BRIEF: Every record must be repeated exactly, with no omission.

---------- MATERIAL TO PROCESS ----------

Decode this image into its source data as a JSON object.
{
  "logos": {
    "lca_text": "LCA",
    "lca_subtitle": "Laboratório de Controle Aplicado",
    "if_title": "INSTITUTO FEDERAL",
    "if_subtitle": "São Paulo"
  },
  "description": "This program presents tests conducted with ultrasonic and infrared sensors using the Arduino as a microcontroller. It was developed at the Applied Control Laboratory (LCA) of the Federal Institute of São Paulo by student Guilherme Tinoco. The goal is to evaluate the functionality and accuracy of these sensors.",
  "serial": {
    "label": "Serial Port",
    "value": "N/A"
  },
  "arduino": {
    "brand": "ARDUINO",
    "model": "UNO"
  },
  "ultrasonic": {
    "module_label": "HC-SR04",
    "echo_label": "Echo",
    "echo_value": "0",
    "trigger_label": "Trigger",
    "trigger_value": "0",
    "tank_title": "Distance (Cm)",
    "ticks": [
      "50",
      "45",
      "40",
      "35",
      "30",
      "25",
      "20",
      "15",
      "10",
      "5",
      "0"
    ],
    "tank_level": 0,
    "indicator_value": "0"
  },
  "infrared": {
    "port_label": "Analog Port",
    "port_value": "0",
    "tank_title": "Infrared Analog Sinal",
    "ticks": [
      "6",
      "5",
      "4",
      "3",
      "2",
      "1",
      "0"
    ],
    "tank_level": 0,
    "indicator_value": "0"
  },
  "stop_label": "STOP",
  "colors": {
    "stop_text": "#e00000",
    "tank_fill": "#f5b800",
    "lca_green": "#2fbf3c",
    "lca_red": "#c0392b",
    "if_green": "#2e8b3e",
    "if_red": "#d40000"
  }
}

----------

ANSWER AREA:
Decode this image into its source data as a JSON object.
{
  "logos": {
    "lca_text": "LCA",
    "lca_subtitle": "Laboratório de Controle Aplicado",
    "if_title": "INSTITUTO FEDERAL",
    "if_subtitle": "São Paulo"
  },
  "description": "This program presents tests conducted with ultrasonic and infrared sensors using the Arduino as a microcontroller. It was developed at the Applied Control Laboratory (LCA) of the Federal Institute of São Paulo by student Guilherme Tinoco. The goal is to evaluate the functionality and accuracy of these sensors.",
  "serial": {
    "label": "Serial Port",
    "value": "N/A"
  },
  "arduino": {
    "brand": "ARDUINO",
    "model": "UNO"
  },
  "ultrasonic": {
    "module_label": "HC-SR04",
    "echo_label": "Echo",
    "echo_value": "0",
    "trigger_label": "Trigger",
    "trigger_value": "0",
    "tank_title": "Distance (Cm)",
    "ticks": [
      "50",
      "45",
      "40",
      "35",
      "30",
      "25",
      "20",
      "15",
      "10",
      "5",
      "0"
    ],
    "tank_level": 0,
    "indicator_value": "0"
  },
  "infrared": {
    "port_label": "Analog Port",
    "port_value": "0",
    "tank_title": "Infrared Analog Sinal",
    "ticks": [
      "6",
      "5",
      "4",
      "3",
      "2",
      "1",
      "0"
    ],
    "tank_level": 0,
    "indicator_value": "0"
  },
  "stop_label": "STOP",
  "colors": {
    "stop_text": "#e00000",
    "tank_fill": "#f5b800",
    "lca_green": "#2fbf3c",
    "lca_red": "#c0392b",
    "if_green": "#2e8b3e",
    "if_red": "#d40000"
  }
}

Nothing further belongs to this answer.